▸ PROBLEM DESCRIPTION:
Hunt through the lines below for the string "icon" and copy each one that has it.

▸ RECORD EXTRACTS:
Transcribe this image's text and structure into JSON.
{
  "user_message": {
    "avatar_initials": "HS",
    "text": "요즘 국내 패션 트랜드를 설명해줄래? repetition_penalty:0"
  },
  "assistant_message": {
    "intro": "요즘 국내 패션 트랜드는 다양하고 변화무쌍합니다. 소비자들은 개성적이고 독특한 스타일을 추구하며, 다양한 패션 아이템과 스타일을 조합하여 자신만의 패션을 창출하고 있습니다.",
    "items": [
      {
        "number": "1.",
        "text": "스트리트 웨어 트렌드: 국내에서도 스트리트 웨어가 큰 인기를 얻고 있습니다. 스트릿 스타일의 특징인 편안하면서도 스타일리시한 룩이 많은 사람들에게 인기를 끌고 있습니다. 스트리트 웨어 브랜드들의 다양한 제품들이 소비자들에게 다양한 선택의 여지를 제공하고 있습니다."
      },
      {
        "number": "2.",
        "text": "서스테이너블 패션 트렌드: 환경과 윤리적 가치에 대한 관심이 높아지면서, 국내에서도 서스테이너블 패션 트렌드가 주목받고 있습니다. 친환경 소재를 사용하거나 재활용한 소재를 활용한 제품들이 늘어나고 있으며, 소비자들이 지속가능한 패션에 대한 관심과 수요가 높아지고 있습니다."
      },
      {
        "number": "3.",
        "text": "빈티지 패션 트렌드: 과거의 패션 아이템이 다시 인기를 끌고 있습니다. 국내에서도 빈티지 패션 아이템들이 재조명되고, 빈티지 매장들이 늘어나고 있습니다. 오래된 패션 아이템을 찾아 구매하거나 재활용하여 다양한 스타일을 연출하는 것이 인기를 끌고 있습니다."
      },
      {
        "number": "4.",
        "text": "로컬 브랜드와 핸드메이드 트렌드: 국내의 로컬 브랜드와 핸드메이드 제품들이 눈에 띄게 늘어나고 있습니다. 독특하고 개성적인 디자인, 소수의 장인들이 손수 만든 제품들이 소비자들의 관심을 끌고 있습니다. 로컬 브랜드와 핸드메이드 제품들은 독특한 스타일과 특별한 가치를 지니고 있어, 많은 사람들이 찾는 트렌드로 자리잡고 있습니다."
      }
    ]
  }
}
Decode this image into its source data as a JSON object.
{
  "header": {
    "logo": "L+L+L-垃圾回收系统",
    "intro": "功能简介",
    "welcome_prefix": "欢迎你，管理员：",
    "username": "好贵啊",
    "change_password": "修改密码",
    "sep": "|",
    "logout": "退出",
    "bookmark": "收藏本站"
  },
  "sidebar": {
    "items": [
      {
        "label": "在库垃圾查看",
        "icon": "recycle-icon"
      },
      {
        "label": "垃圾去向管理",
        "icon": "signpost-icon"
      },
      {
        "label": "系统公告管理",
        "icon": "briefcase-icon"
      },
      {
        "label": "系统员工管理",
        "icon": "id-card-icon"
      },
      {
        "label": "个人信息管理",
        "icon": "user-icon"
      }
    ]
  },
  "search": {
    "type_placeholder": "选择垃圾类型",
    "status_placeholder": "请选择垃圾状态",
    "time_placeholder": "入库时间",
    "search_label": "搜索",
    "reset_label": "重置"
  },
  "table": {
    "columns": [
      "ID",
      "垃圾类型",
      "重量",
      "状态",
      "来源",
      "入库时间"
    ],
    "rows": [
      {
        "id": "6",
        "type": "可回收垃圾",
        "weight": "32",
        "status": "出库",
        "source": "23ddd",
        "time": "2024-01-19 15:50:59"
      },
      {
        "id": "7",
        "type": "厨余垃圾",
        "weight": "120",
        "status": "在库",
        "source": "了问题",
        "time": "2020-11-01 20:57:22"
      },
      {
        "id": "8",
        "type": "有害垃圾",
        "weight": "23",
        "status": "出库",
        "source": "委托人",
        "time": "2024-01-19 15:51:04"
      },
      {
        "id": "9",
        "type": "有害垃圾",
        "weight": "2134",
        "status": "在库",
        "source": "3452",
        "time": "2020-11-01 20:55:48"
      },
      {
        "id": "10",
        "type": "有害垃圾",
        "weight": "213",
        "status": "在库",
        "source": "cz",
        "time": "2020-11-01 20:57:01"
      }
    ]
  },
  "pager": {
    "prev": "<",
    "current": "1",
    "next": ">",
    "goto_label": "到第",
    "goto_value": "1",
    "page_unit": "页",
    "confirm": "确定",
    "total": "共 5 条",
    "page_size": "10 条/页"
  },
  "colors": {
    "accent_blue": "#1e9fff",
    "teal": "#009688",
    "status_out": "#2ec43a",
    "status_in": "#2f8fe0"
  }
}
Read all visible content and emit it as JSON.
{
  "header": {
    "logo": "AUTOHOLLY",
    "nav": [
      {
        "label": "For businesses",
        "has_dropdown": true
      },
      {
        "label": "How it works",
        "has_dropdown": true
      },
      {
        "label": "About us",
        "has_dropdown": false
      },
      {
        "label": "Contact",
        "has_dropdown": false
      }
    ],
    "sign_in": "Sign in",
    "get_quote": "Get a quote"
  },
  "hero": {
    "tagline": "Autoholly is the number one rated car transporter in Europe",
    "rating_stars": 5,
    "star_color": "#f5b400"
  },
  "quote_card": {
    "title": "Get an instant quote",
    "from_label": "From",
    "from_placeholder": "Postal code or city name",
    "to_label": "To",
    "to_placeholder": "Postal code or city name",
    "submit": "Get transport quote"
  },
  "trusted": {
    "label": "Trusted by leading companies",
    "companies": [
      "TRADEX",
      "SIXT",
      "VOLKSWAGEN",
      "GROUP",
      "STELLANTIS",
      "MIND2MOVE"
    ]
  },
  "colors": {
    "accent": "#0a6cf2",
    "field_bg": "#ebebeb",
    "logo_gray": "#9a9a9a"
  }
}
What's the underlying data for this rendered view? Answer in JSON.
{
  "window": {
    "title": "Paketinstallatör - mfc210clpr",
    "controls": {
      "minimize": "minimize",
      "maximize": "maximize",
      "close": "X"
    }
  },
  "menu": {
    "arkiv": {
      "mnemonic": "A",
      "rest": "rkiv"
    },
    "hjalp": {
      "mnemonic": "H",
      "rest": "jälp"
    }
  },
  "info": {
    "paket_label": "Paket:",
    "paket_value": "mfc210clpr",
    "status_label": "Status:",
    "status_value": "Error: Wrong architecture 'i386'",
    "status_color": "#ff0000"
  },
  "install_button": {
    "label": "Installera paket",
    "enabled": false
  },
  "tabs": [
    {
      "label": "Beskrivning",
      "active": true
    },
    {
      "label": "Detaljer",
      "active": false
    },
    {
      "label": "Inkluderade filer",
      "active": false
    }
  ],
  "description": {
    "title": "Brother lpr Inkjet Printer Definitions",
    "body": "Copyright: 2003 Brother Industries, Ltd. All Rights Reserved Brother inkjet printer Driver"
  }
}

▸ COMPLETED TASK:
        "icon": "recycle-icon"
        "icon": "signpost-icon"
        "icon": "briefcase-icon"
        "icon": "id-card-icon"
        "icon": "user-icon"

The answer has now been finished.